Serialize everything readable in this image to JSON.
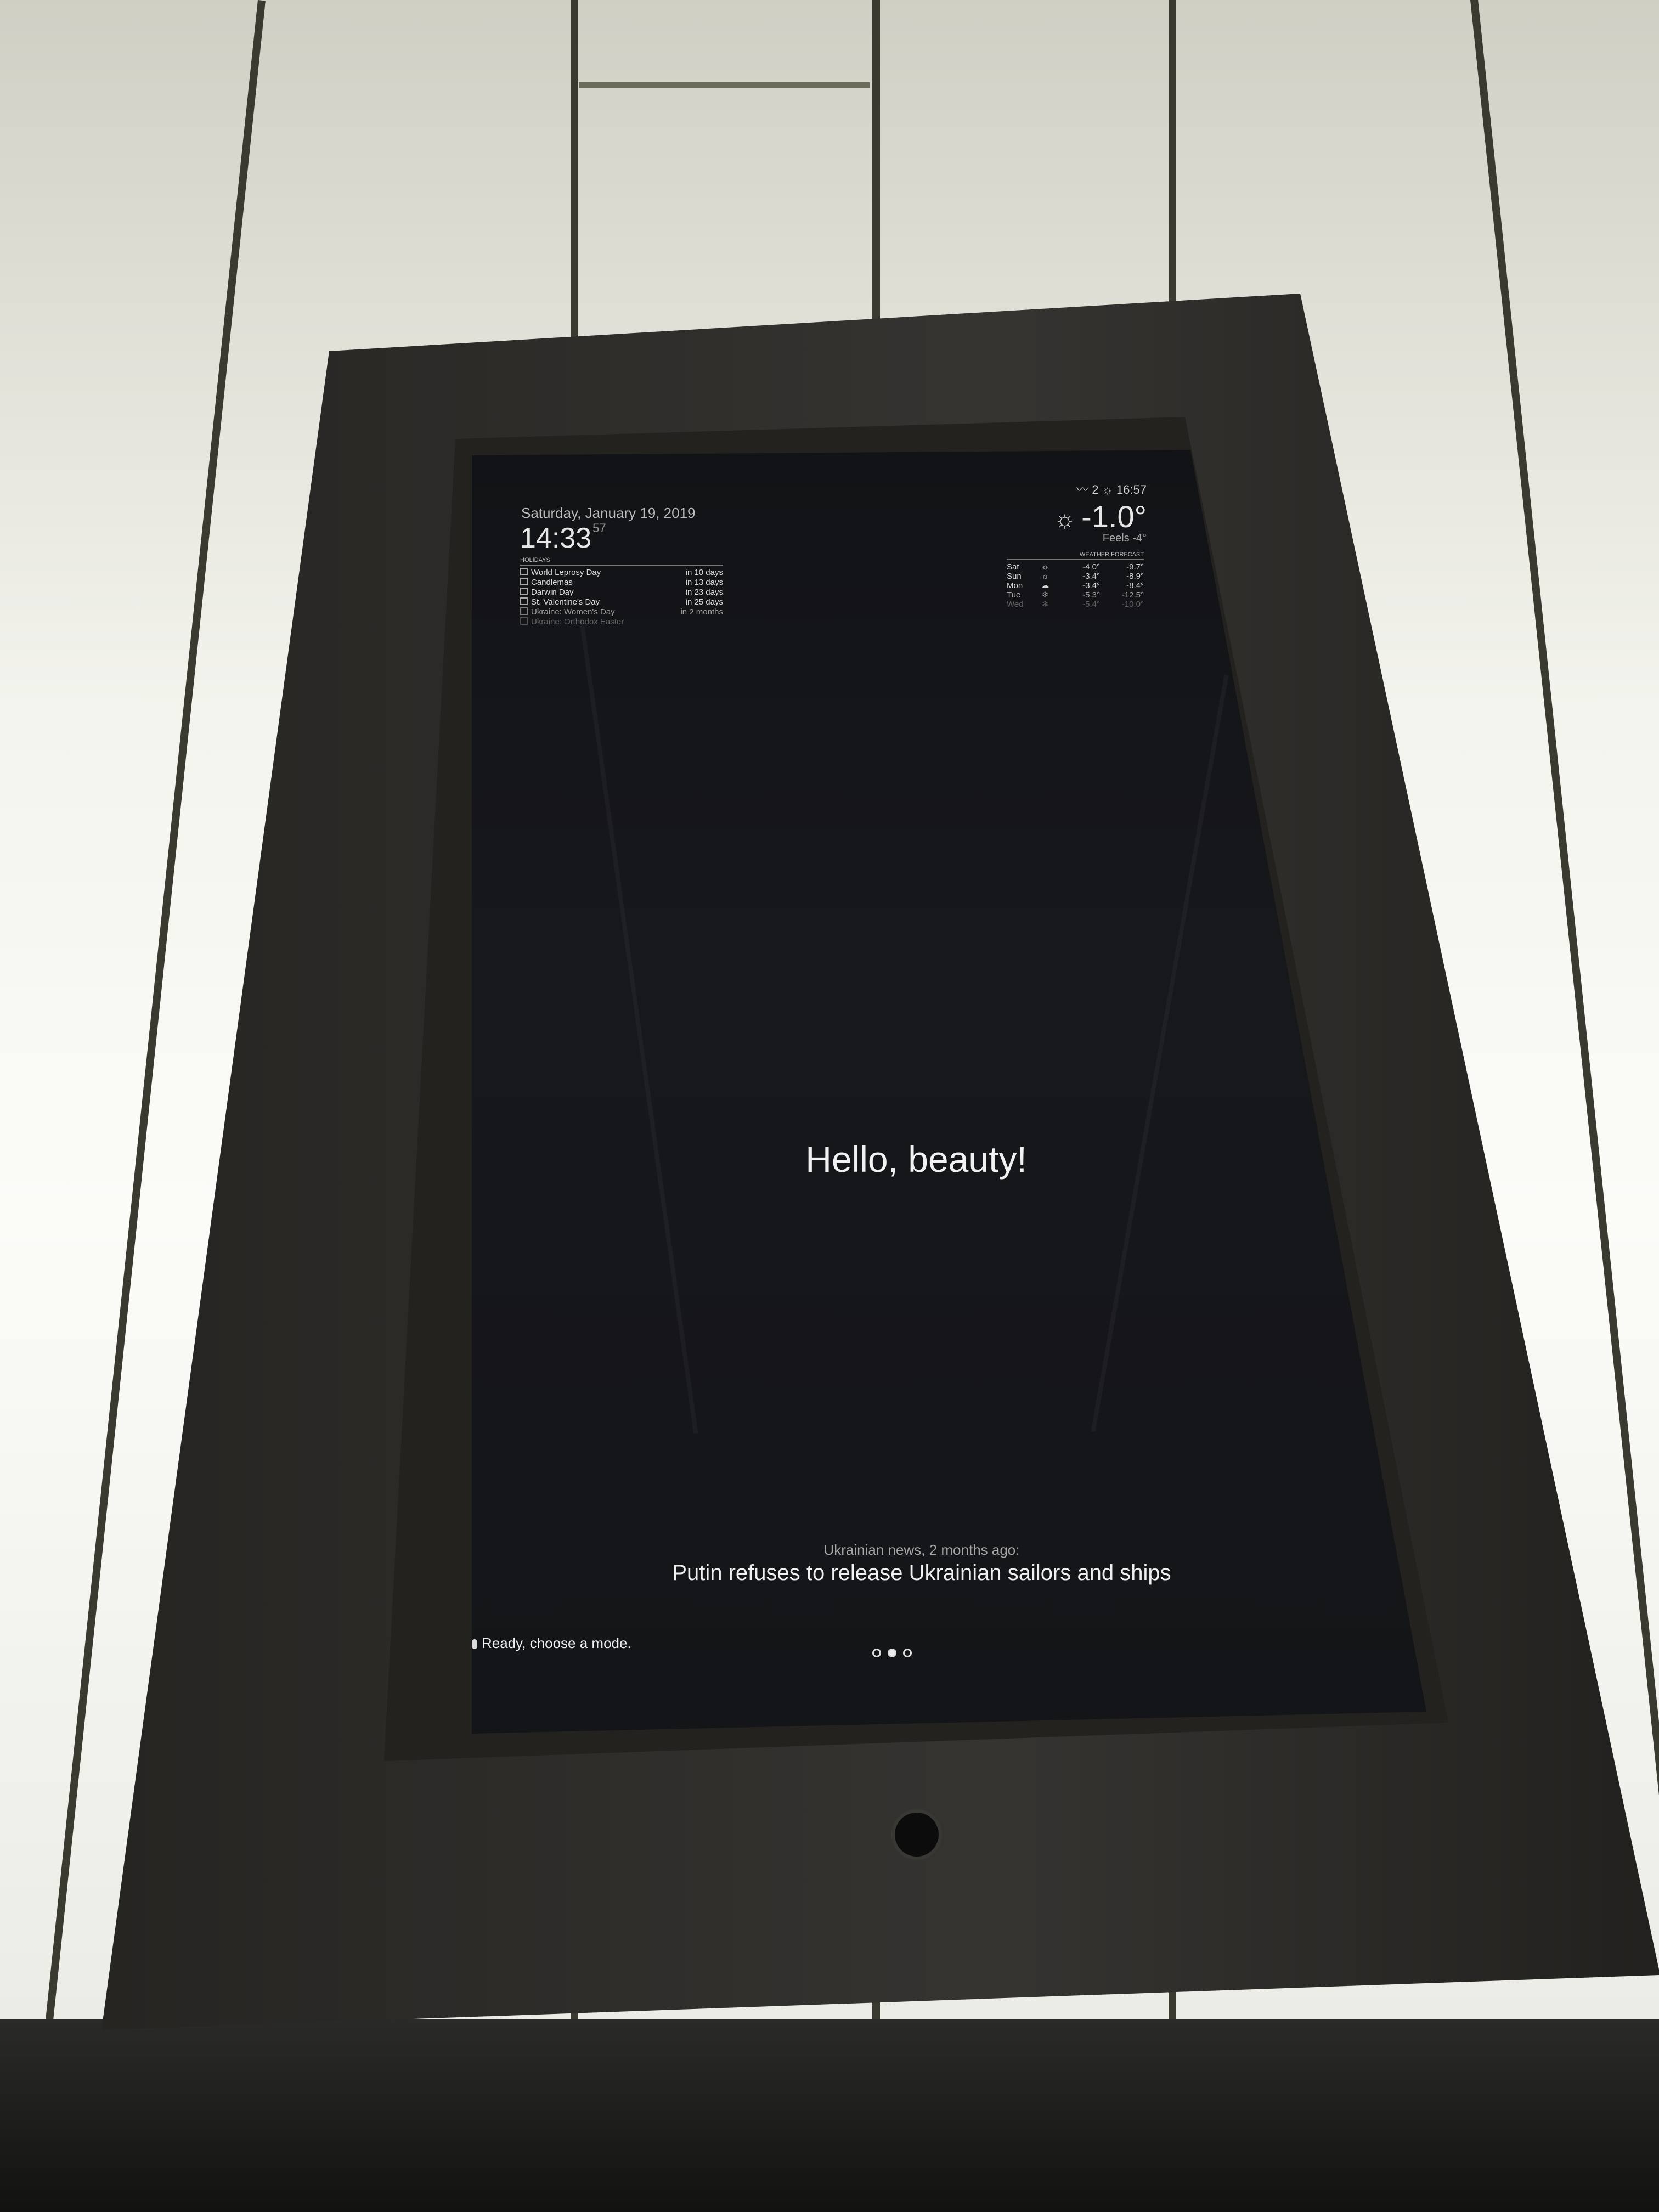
{
  "clock": {
    "date": "Saturday, January 19, 2019",
    "time": "14:33",
    "seconds": "57"
  },
  "holidays": {
    "header": "HOLIDAYS",
    "items": [
      {
        "name": "World Leprosy Day",
        "when": "in 10 days"
      },
      {
        "name": "Candlemas",
        "when": "in 13 days"
      },
      {
        "name": "Darwin Day",
        "when": "in 23 days"
      },
      {
        "name": "St. Valentine's Day",
        "when": "in 25 days"
      },
      {
        "name": "Ukraine: Women's Day",
        "when": "in 2 months"
      },
      {
        "name": "Ukraine: Orthodox Easter",
        "when": ""
      }
    ]
  },
  "weather": {
    "wind": "2",
    "sunset": "16:57",
    "temperature": "-1.0°",
    "feels_like": "Feels -4°",
    "forecast_header": "WEATHER FORECAST",
    "forecast": [
      {
        "day": "Sat",
        "hi": "-4.0°",
        "lo": "-9.7°"
      },
      {
        "day": "Sun",
        "hi": "-3.4°",
        "lo": "-8.9°"
      },
      {
        "day": "Mon",
        "hi": "-3.4°",
        "lo": "-8.4°"
      },
      {
        "day": "Tue",
        "hi": "-5.3°",
        "lo": "-12.5°"
      },
      {
        "day": "Wed",
        "hi": "-5.4°",
        "lo": "-10.0°"
      }
    ]
  },
  "compliment": "Hello, beauty!",
  "news": {
    "source": "Ukrainian news, 2 months ago:",
    "headline": "Putin refuses to release Ukrainian sailors and ships"
  },
  "status": "Ready, choose a mode.",
  "pager": {
    "count": 3,
    "active": 2
  }
}
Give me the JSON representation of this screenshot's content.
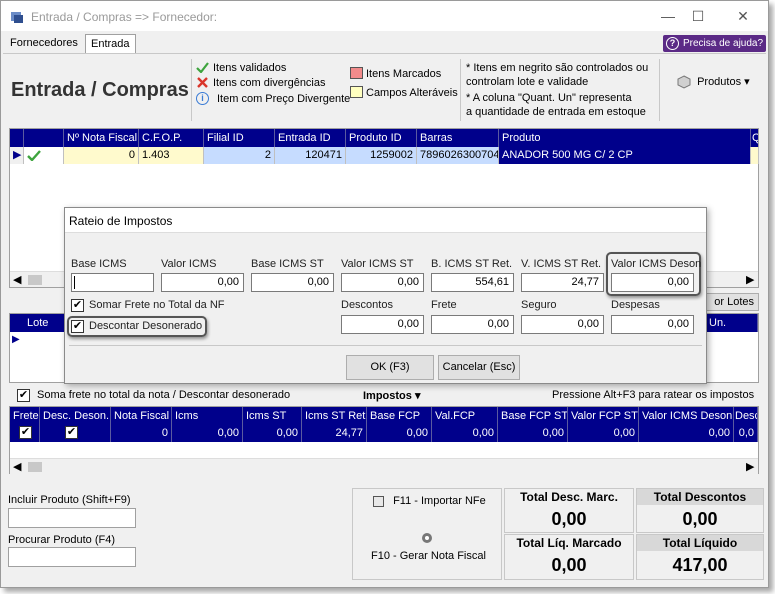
{
  "window": {
    "title": "Entrada / Compras => Fornecedor:",
    "minimize": "—",
    "maximize": "☐",
    "close": "✕"
  },
  "tabs": [
    {
      "label": "Fornecedores"
    },
    {
      "label": "Entrada"
    }
  ],
  "help": {
    "label": "Precisa de ajuda?",
    "icon": "?"
  },
  "header": {
    "title": "Entrada / Compras",
    "legend": {
      "validated": "Itens validados",
      "divergent": "Itens com divergências",
      "price_divergent": "Item com Preço Divergente",
      "marked": "Itens Marcados",
      "changed_fields": "Campos Alteráveis"
    },
    "notes": {
      "line1": "* Itens em negrito são controlados ou",
      "line2": "controlam lote e validade",
      "line3": "* A coluna \"Quant. Un\" representa",
      "line4": "a quantidade de entrada em estoque"
    },
    "products_button": "Produtos"
  },
  "items_grid": {
    "columns": [
      "Nº Nota Fiscal",
      "C.F.O.P.",
      "Filial ID",
      "Entrada ID",
      "Produto ID",
      "Barras",
      "Produto",
      "Q"
    ],
    "rows": [
      {
        "nota": "0",
        "cfop": "1.403",
        "filial": "2",
        "entrada": "120471",
        "produto_id": "1259002",
        "barras": "7896026300704",
        "produto": "ANADOR 500 MG C/ 2 CP"
      }
    ]
  },
  "lote_grid": {
    "col_lote": "Lote",
    "col_un": "Un.",
    "lotes_button": "or Lotes"
  },
  "dialog": {
    "title": "Rateio de Impostos",
    "fields": {
      "base_icms": {
        "label": "Base ICMS",
        "value": ""
      },
      "valor_icms": {
        "label": "Valor ICMS",
        "value": "0,00"
      },
      "base_icms_st": {
        "label": "Base ICMS ST",
        "value": "0,00"
      },
      "valor_icms_st": {
        "label": "Valor ICMS ST",
        "value": "0,00"
      },
      "b_icms_st_ret": {
        "label": "B. ICMS ST Ret.",
        "value": "554,61"
      },
      "v_icms_st_ret": {
        "label": "V. ICMS ST Ret.",
        "value": "24,77"
      },
      "valor_icms_deson": {
        "label": "Valor ICMS Deson",
        "value": "0,00"
      },
      "descontos": {
        "label": "Descontos",
        "value": "0,00"
      },
      "frete": {
        "label": "Frete",
        "value": "0,00"
      },
      "seguro": {
        "label": "Seguro",
        "value": "0,00"
      },
      "despesas": {
        "label": "Despesas",
        "value": "0,00"
      }
    },
    "check_frete": {
      "label": "Somar Frete no Total da NF",
      "checked": true
    },
    "check_desonerado": {
      "label": "Descontar Desonerado",
      "checked": true
    },
    "ok_button": "OK (F3)",
    "cancel_button": "Cancelar (Esc)"
  },
  "taxes_bar": {
    "check_label": "Soma frete no total da nota / Descontar desonerado",
    "impostos": "Impostos",
    "hint": "Pressione Alt+F3 para ratear os impostos"
  },
  "tax_grid": {
    "columns": [
      "Frete",
      "Desc. Deson.",
      "Nota Fiscal",
      "Icms",
      "Icms ST",
      "Icms ST Ret",
      "Base FCP",
      "Val.FCP",
      "Base FCP ST",
      "Valor FCP ST",
      "Valor ICMS Deson.",
      "Desc"
    ],
    "row": [
      "",
      "",
      "0",
      "0,00",
      "0,00",
      "24,77",
      "0,00",
      "0,00",
      "0,00",
      "0,00",
      "0,00",
      "0,0"
    ]
  },
  "bottom": {
    "include_label": "Incluir Produto (Shift+F9)",
    "search_label": "Procurar Produto (F4)",
    "import_nfe": "F11 - Importar NFe",
    "gerar_nota": "F10 - Gerar Nota Fiscal",
    "totals": {
      "desc_marc_label": "Total Desc. Marc.",
      "desc_marc_value": "0,00",
      "descontos_label": "Total Descontos",
      "descontos_value": "0,00",
      "liq_marcado_label": "Total Líq. Marcado",
      "liq_marcado_value": "0,00",
      "liquido_label": "Total Líquido",
      "liquido_value": "417,00"
    }
  },
  "colors": {
    "grid_header": "#00008b",
    "selected_row": "#00008b",
    "help_button": "#5b2a86",
    "highlight_cell": "#fffacd",
    "blue_cell": "#c6dcff"
  }
}
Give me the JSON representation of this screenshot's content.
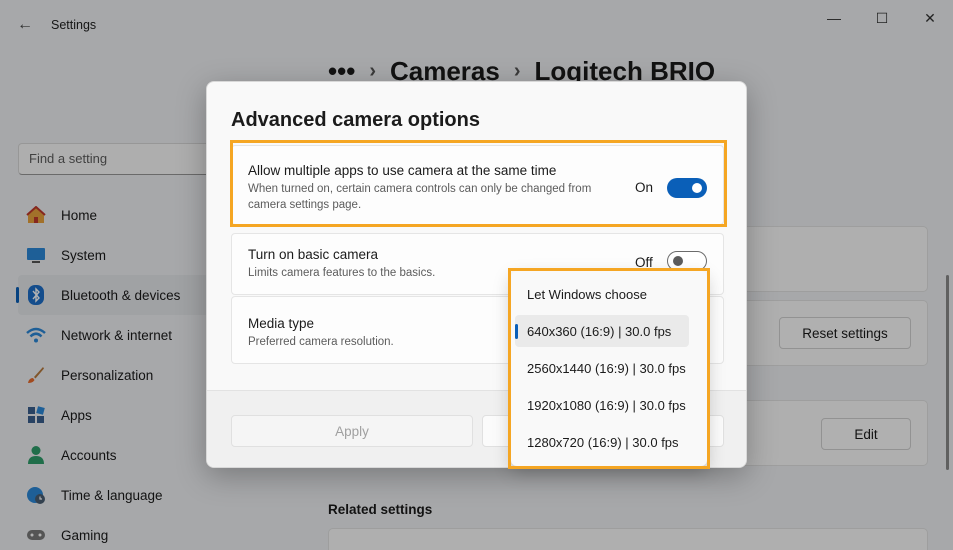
{
  "window": {
    "app_title": "Settings",
    "back_icon": "back-arrow-icon",
    "breadcrumb": [
      "•••",
      "Cameras",
      "Logitech BRIO"
    ]
  },
  "search": {
    "placeholder": "Find a setting"
  },
  "nav": {
    "items": [
      {
        "label": "Home",
        "icon": "home-icon"
      },
      {
        "label": "System",
        "icon": "monitor-icon"
      },
      {
        "label": "Bluetooth & devices",
        "icon": "bluetooth-icon",
        "active": true
      },
      {
        "label": "Network & internet",
        "icon": "wifi-icon"
      },
      {
        "label": "Personalization",
        "icon": "brush-icon"
      },
      {
        "label": "Apps",
        "icon": "apps-icon"
      },
      {
        "label": "Accounts",
        "icon": "person-icon"
      },
      {
        "label": "Time & language",
        "icon": "globe-clock-icon"
      },
      {
        "label": "Gaming",
        "icon": "gamepad-icon"
      }
    ]
  },
  "background": {
    "reset_label": "Reset settings",
    "edit_label": "Edit",
    "related_settings": "Related settings"
  },
  "dialog": {
    "title": "Advanced camera options",
    "multi_app": {
      "title": "Allow multiple apps to use camera at the same time",
      "description": "When turned on, certain camera controls can only be changed from camera settings page.",
      "state": "On",
      "enabled": true
    },
    "basic_camera": {
      "title": "Turn on basic camera",
      "description": "Limits camera features to the basics.",
      "state": "Off",
      "enabled": false
    },
    "media_type": {
      "title": "Media type",
      "description": "Preferred camera resolution."
    },
    "apply_label": "Apply"
  },
  "dropdown": {
    "options": [
      "Let Windows choose",
      "640x360 (16:9) | 30.0 fps",
      "2560x1440 (16:9) | 30.0 fps",
      "1920x1080 (16:9) | 30.0 fps",
      "1280x720 (16:9) | 30.0 fps"
    ],
    "selected": "640x360 (16:9) | 30.0 fps"
  },
  "colors": {
    "accent": "#0a5fb8",
    "highlight": "#f5a623"
  }
}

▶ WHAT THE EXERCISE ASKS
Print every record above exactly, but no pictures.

▶ RESULT
Serialize everything readable in this image to JSON.
{
  "clock": {
    "date": "Saturday, January 19, 2019",
    "time": "14:33",
    "seconds": "57"
  },
  "holidays": {
    "header": "HOLIDAYS",
    "items": [
      {
        "name": "World Leprosy Day",
        "when": "in 10 days"
      },
      {
        "name": "Candlemas",
        "when": "in 13 days"
      },
      {
        "name": "Darwin Day",
        "when": "in 23 days"
      },
      {
        "name": "St. Valentine's Day",
        "when": "in 25 days"
      },
      {
        "name": "Ukraine: Women's Day",
        "when": "in 2 months"
      },
      {
        "name": "Ukraine: Orthodox Easter",
        "when": ""
      }
    ]
  },
  "weather": {
    "wind": "2",
    "sunset": "16:57",
    "temperature": "-1.0°",
    "feels_like": "Feels -4°",
    "forecast_header": "WEATHER FORECAST",
    "forecast": [
      {
        "day": "Sat",
        "hi": "-4.0°",
        "lo": "-9.7°"
      },
      {
        "day": "Sun",
        "hi": "-3.4°",
        "lo": "-8.9°"
      },
      {
        "day": "Mon",
        "hi": "-3.4°",
        "lo": "-8.4°"
      },
      {
        "day": "Tue",
        "hi": "-5.3°",
        "lo": "-12.5°"
      },
      {
        "day": "Wed",
        "hi": "-5.4°",
        "lo": "-10.0°"
      }
    ]
  },
  "compliment": "Hello, beauty!",
  "news": {
    "source": "Ukrainian news, 2 months ago:",
    "headline": "Putin refuses to release Ukrainian sailors and ships"
  },
  "status": "Ready, choose a mode.",
  "pager": {
    "count": 3,
    "active": 2
  }
}
Give me the JSON representation of this screenshot's content.
{
  "window": {
    "title": "Entrada / Compras => Fornecedor:",
    "minimize": "—",
    "maximize": "☐",
    "close": "✕"
  },
  "tabs": [
    {
      "label": "Fornecedores"
    },
    {
      "label": "Entrada"
    }
  ],
  "help": {
    "label": "Precisa de ajuda?",
    "icon": "?"
  },
  "header": {
    "title": "Entrada / Compras",
    "legend": {
      "validated": "Itens validados",
      "divergent": "Itens com divergências",
      "price_divergent": "Item com Preço Divergente",
      "marked": "Itens Marcados",
      "changed_fields": "Campos Alteráveis"
    },
    "notes": {
      "line1": "* Itens em negrito são controlados ou",
      "line2": "controlam lote e validade",
      "line3": "* A coluna \"Quant. Un\" representa",
      "line4": "a quantidade de entrada em estoque"
    },
    "products_button": "Produtos"
  },
  "items_grid": {
    "columns": [
      "Nº Nota Fiscal",
      "C.F.O.P.",
      "Filial ID",
      "Entrada ID",
      "Produto ID",
      "Barras",
      "Produto",
      "Q"
    ],
    "rows": [
      {
        "nota": "0",
        "cfop": "1.403",
        "filial": "2",
        "entrada": "120471",
        "produto_id": "1259002",
        "barras": "7896026300704",
        "produto": "ANADOR 500 MG C/ 2 CP"
      }
    ]
  },
  "lote_grid": {
    "col_lote": "Lote",
    "col_un": "Un.",
    "lotes_button": "or Lotes"
  },
  "dialog": {
    "title": "Rateio de Impostos",
    "fields": {
      "base_icms": {
        "label": "Base ICMS",
        "value": ""
      },
      "valor_icms": {
        "label": "Valor ICMS",
        "value": "0,00"
      },
      "base_icms_st": {
        "label": "Base ICMS ST",
        "value": "0,00"
      },
      "valor_icms_st": {
        "label": "Valor ICMS ST",
        "value": "0,00"
      },
      "b_icms_st_ret": {
        "label": "B. ICMS ST Ret.",
        "value": "554,61"
      },
      "v_icms_st_ret": {
        "label": "V. ICMS ST Ret.",
        "value": "24,77"
      },
      "valor_icms_deson": {
        "label": "Valor ICMS Deson",
        "value": "0,00"
      },
      "descontos": {
        "label": "Descontos",
        "value": "0,00"
      },
      "frete": {
        "label": "Frete",
        "value": "0,00"
      },
      "seguro": {
        "label": "Seguro",
        "value": "0,00"
      },
      "despesas": {
        "label": "Despesas",
        "value": "0,00"
      }
    },
    "check_frete": {
      "label": "Somar Frete no Total da NF",
      "checked": true
    },
    "check_desonerado": {
      "label": "Descontar Desonerado",
      "checked": true
    },
    "ok_button": "OK (F3)",
    "cancel_button": "Cancelar (Esc)"
  },
  "taxes_bar": {
    "check_label": "Soma frete no total da nota / Descontar desonerado",
    "impostos": "Impostos",
    "hint": "Pressione Alt+F3 para ratear os impostos"
  },
  "tax_grid": {
    "columns": [
      "Frete",
      "Desc. Deson.",
      "Nota Fiscal",
      "Icms",
      "Icms ST",
      "Icms ST Ret",
      "Base FCP",
      "Val.FCP",
      "Base FCP ST",
      "Valor FCP ST",
      "Valor ICMS Deson.",
      "Desc"
    ],
    "row": [
      "",
      "",
      "0",
      "0,00",
      "0,00",
      "24,77",
      "0,00",
      "0,00",
      "0,00",
      "0,00",
      "0,00",
      "0,0"
    ]
  },
  "bottom": {
    "include_label": "Incluir Produto (Shift+F9)",
    "search_label": "Procurar Produto (F4)",
    "import_nfe": "F11 - Importar NFe",
    "gerar_nota": "F10 - Gerar Nota Fiscal",
    "totals": {
      "desc_marc_label": "Total Desc. Marc.",
      "desc_marc_value": "0,00",
      "descontos_label": "Total Descontos",
      "descontos_value": "0,00",
      "liq_marcado_label": "Total Líq. Marcado",
      "liq_marcado_value": "0,00",
      "liquido_label": "Total Líquido",
      "liquido_value": "417,00"
    }
  },
  "colors": {
    "grid_header": "#00008b",
    "selected_row": "#00008b",
    "help_button": "#5b2a86",
    "highlight_cell": "#fffacd",
    "blue_cell": "#c6dcff"
  }
}
Give me the JSON representation of this screenshot's content.
{
  "window": {
    "app_title": "Settings",
    "back_icon": "back-arrow-icon",
    "breadcrumb": [
      "•••",
      "Cameras",
      "Logitech BRIO"
    ]
  },
  "search": {
    "placeholder": "Find a setting"
  },
  "nav": {
    "items": [
      {
        "label": "Home",
        "icon": "home-icon"
      },
      {
        "label": "System",
        "icon": "monitor-icon"
      },
      {
        "label": "Bluetooth & devices",
        "icon": "bluetooth-icon",
        "active": true
      },
      {
        "label": "Network & internet",
        "icon": "wifi-icon"
      },
      {
        "label": "Personalization",
        "icon": "brush-icon"
      },
      {
        "label": "Apps",
        "icon": "apps-icon"
      },
      {
        "label": "Accounts",
        "icon": "person-icon"
      },
      {
        "label": "Time & language",
        "icon": "globe-clock-icon"
      },
      {
        "label": "Gaming",
        "icon": "gamepad-icon"
      }
    ]
  },
  "background": {
    "reset_label": "Reset settings",
    "edit_label": "Edit",
    "related_settings": "Related settings"
  },
  "dialog": {
    "title": "Advanced camera options",
    "multi_app": {
      "title": "Allow multiple apps to use camera at the same time",
      "description": "When turned on, certain camera controls can only be changed from camera settings page.",
      "state": "On",
      "enabled": true
    },
    "basic_camera": {
      "title": "Turn on basic camera",
      "description": "Limits camera features to the basics.",
      "state": "Off",
      "enabled": false
    },
    "media_type": {
      "title": "Media type",
      "description": "Preferred camera resolution."
    },
    "apply_label": "Apply"
  },
  "dropdown": {
    "options": [
      "Let Windows choose",
      "640x360 (16:9) | 30.0 fps",
      "2560x1440 (16:9) | 30.0 fps",
      "1920x1080 (16:9) | 30.0 fps",
      "1280x720 (16:9) | 30.0 fps"
    ],
    "selected": "640x360 (16:9) | 30.0 fps"
  },
  "colors": {
    "accent": "#0a5fb8",
    "highlight": "#f5a623"
  }
}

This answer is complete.